Work instructions → When a line in the listing contains the string "comments", pick it out and copy it.

+ + +

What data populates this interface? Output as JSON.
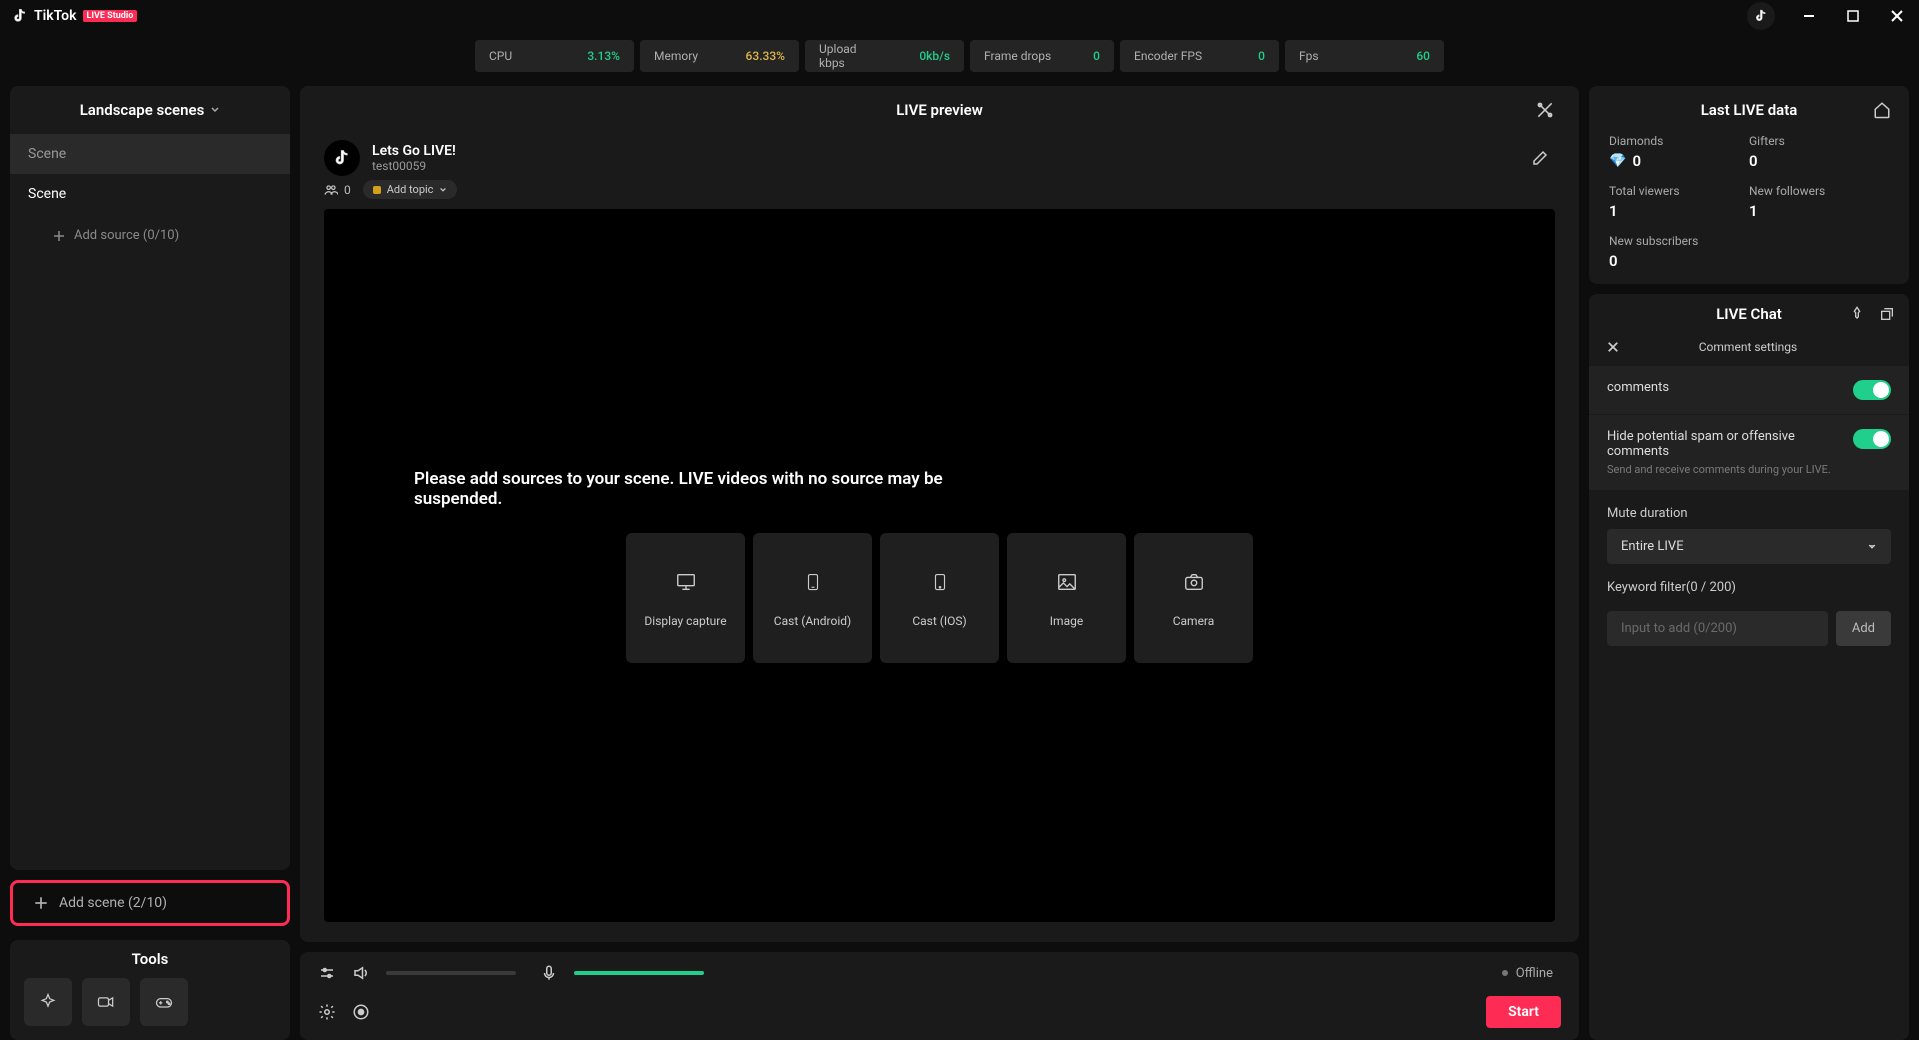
{
  "app": {
    "name": "TikTok",
    "badge": "LIVE Studio"
  },
  "stats": {
    "cpu": {
      "label": "CPU",
      "value": "3.13%",
      "color": "#1fcf8b"
    },
    "memory": {
      "label": "Memory",
      "value": "63.33%",
      "color": "#e0b84a"
    },
    "upload": {
      "label": "Upload kbps",
      "value": "0kb/s",
      "color": "#1fcf8b"
    },
    "drops": {
      "label": "Frame drops",
      "value": "0",
      "color": "#1fcf8b"
    },
    "encfps": {
      "label": "Encoder FPS",
      "value": "0",
      "color": "#1fcf8b"
    },
    "fps": {
      "label": "Fps",
      "value": "60",
      "color": "#1fcf8b"
    }
  },
  "sidebar": {
    "header": "Landscape scenes",
    "scenes": [
      "Scene",
      "Scene"
    ],
    "add_source": "Add source (0/10)",
    "add_scene": "Add scene (2/10)",
    "tools_title": "Tools"
  },
  "preview": {
    "title": "LIVE preview",
    "stream_title": "Lets Go LIVE!",
    "username": "test00059",
    "viewer_count": "0",
    "add_topic": "Add topic",
    "no_source_msg": "Please add sources to your scene. LIVE videos with no source may be suspended.",
    "sources": {
      "display": "Display capture",
      "android": "Cast (Android)",
      "ios": "Cast (IOS)",
      "image": "Image",
      "camera": "Camera"
    }
  },
  "bottombar": {
    "status": "Offline",
    "start": "Start"
  },
  "lastdata": {
    "title": "Last LIVE data",
    "diamonds": {
      "label": "Diamonds",
      "value": "0"
    },
    "gifters": {
      "label": "Gifters",
      "value": "0"
    },
    "viewers": {
      "label": "Total viewers",
      "value": "1"
    },
    "followers": {
      "label": "New followers",
      "value": "1"
    },
    "subs": {
      "label": "New subscribers",
      "value": "0"
    }
  },
  "chat": {
    "title": "LIVE Chat",
    "settings_title": "Comment settings",
    "comments_label": "comments",
    "hide_spam_label": "Hide potential spam or offensive comments",
    "hide_spam_help": "Send and receive comments during your LIVE.",
    "mute_label": "Mute duration",
    "mute_value": "Entire LIVE",
    "keyword_label": "Keyword filter(0 / 200)",
    "keyword_placeholder": "Input to add (0/200)",
    "keyword_add": "Add"
  }
}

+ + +

Response area →
    "comments_label": "comments",
    "hide_spam_label": "Hide potential spam or offensive comments",
    "hide_spam_help": "Send and receive comments during your LIVE.",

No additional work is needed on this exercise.